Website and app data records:
"""

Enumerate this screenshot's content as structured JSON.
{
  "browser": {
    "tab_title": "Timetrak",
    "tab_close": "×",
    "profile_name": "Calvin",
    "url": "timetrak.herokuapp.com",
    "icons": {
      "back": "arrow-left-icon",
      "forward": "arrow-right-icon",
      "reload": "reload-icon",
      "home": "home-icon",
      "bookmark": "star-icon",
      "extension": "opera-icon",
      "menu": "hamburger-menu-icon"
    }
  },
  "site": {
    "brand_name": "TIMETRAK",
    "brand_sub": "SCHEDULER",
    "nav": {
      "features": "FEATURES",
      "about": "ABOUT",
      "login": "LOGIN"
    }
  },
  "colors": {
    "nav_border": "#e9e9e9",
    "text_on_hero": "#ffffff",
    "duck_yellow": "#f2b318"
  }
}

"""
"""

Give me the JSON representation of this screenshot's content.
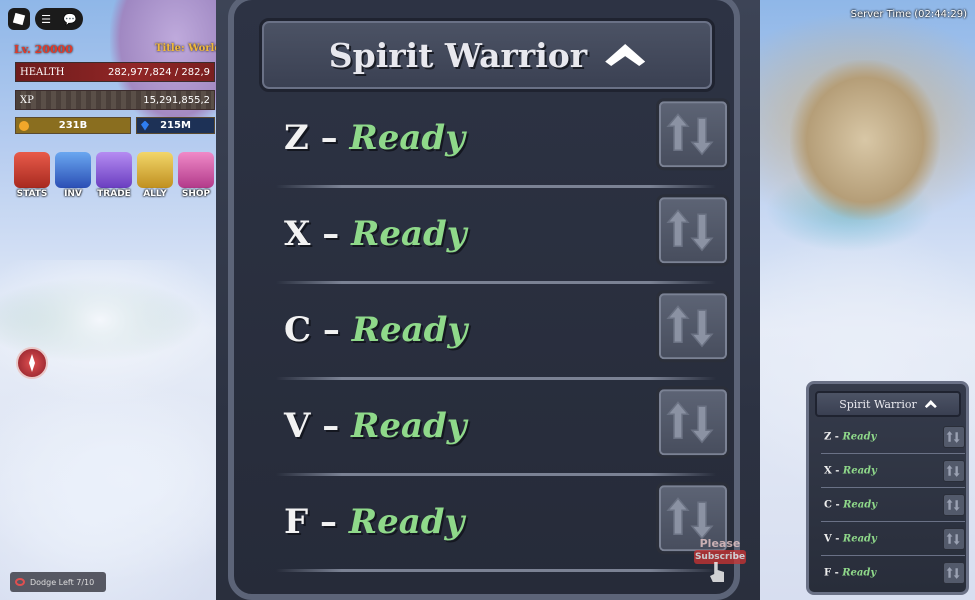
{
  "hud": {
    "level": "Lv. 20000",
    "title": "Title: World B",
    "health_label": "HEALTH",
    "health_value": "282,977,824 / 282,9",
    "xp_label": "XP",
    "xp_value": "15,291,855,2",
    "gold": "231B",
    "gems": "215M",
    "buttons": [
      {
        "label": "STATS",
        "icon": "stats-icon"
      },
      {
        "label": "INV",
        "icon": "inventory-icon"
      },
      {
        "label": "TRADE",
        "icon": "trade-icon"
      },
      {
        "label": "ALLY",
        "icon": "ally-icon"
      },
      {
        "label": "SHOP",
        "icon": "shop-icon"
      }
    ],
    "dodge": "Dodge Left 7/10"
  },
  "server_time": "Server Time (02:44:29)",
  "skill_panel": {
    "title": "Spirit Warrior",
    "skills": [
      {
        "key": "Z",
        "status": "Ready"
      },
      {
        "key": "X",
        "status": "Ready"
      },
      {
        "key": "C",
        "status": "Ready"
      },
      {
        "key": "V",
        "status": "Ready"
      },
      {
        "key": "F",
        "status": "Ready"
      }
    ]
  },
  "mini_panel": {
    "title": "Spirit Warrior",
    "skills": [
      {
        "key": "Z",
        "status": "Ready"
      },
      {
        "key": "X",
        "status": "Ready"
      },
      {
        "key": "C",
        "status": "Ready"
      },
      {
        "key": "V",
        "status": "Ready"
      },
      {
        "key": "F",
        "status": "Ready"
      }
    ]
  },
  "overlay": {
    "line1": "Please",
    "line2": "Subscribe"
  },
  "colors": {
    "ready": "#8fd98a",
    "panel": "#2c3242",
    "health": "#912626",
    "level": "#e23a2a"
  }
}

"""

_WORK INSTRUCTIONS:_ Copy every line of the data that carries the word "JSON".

_RESULT FOR THIS TASK:_
Enumerate this screenshot's content as structured JSON.
Give me the JSON representation of this screenshot's content.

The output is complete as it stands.